#### What is expected
Go through the data that follows and restate each line exactly as it reads.

Dataset rows describing interfaces
————————

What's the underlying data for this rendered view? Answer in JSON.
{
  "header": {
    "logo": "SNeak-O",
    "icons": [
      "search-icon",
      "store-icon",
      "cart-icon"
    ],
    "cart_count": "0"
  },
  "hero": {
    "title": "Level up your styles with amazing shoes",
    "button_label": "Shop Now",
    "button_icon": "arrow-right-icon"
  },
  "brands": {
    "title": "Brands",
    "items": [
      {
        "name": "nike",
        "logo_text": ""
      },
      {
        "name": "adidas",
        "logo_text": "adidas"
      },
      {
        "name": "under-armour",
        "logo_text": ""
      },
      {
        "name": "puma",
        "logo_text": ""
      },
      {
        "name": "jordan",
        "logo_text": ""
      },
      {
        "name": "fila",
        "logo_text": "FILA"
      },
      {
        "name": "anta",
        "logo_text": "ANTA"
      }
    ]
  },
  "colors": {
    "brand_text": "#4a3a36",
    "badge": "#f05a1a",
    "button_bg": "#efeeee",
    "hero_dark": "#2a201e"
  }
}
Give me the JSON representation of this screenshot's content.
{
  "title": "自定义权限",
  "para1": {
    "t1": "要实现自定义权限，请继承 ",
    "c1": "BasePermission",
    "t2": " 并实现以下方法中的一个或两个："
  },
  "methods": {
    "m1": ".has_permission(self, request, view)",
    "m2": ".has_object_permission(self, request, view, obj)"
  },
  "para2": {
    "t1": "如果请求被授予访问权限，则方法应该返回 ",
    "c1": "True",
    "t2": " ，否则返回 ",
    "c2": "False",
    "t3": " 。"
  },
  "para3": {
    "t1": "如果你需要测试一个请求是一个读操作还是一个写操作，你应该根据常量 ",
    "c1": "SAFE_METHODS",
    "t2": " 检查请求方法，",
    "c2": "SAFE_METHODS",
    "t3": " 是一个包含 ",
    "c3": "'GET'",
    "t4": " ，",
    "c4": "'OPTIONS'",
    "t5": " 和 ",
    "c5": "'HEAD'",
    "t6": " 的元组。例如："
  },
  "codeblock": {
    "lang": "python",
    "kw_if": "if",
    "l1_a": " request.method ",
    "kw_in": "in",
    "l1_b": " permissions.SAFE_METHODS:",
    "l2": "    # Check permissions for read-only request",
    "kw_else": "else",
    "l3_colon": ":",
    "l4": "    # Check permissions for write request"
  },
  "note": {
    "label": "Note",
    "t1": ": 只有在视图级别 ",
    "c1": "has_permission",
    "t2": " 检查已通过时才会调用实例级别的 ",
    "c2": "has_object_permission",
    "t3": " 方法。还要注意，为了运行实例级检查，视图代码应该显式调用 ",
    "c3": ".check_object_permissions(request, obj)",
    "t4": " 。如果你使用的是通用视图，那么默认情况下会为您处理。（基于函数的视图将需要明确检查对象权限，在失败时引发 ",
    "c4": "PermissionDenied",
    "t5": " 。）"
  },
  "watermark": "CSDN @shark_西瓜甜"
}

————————

#### Answer
What's the underlying data for this rendered view? Answer in JSON.
{
  "header": {
    "logo": "SNeak-O",
    "icons": [
      "search-icon",
      "store-icon",
      "cart-icon"
    ],
    "cart_count": "0"
  },
  "hero": {
    "title": "Level up your styles with amazing shoes",
    "button_label": "Shop Now",
    "button_icon": "arrow-right-icon"
  },
  "brands": {
    "title": "Brands",
    "items": [
      {
        "name": "nike",
        "logo_text": ""
      },
      {
        "name": "adidas",
        "logo_text": "adidas"
      },
      {
        "name": "under-armour",
        "logo_text": ""
      },
      {
        "name": "puma",
        "logo_text": ""
      },
      {
        "name": "jordan",
        "logo_text": ""
      },
      {
        "name": "fila",
        "logo_text": "FILA"
      },
      {
        "name": "anta",
        "logo_text": "ANTA"
      }
    ]
  },
  "colors": {
    "brand_text": "#4a3a36",
    "badge": "#f05a1a",
    "button_bg": "#efeeee",
    "hero_dark": "#2a201e"
  }
}
Give me the JSON representation of this screenshot's content.
{
  "title": "自定义权限",
  "para1": {
    "t1": "要实现自定义权限，请继承 ",
    "c1": "BasePermission",
    "t2": " 并实现以下方法中的一个或两个："
  },
  "methods": {
    "m1": ".has_permission(self, request, view)",
    "m2": ".has_object_permission(self, request, view, obj)"
  },
  "para2": {
    "t1": "如果请求被授予访问权限，则方法应该返回 ",
    "c1": "True",
    "t2": " ，否则返回 ",
    "c2": "False",
    "t3": " 。"
  },
  "para3": {
    "t1": "如果你需要测试一个请求是一个读操作还是一个写操作，你应该根据常量 ",
    "c1": "SAFE_METHODS",
    "t2": " 检查请求方法，",
    "c2": "SAFE_METHODS",
    "t3": " 是一个包含 ",
    "c3": "'GET'",
    "t4": " ，",
    "c4": "'OPTIONS'",
    "t5": " 和 ",
    "c5": "'HEAD'",
    "t6": " 的元组。例如："
  },
  "codeblock": {
    "lang": "python",
    "kw_if": "if",
    "l1_a": " request.method ",
    "kw_in": "in",
    "l1_b": " permissions.SAFE_METHODS:",
    "l2": "    # Check permissions for read-only request",
    "kw_else": "else",
    "l3_colon": ":",
    "l4": "    # Check permissions for write request"
  },
  "note": {
    "label": "Note",
    "t1": ": 只有在视图级别 ",
    "c1": "has_permission",
    "t2": " 检查已通过时才会调用实例级别的 ",
    "c2": "has_object_permission",
    "t3": " 方法。还要注意，为了运行实例级检查，视图代码应该显式调用 ",
    "c3": ".check_object_permissions(request, obj)",
    "t4": " 。如果你使用的是通用视图，那么默认情况下会为您处理。（基于函数的视图将需要明确检查对象权限，在失败时引发 ",
    "c4": "PermissionDenied",
    "t5": " 。）"
  },
  "watermark": "CSDN @shark_西瓜甜"
}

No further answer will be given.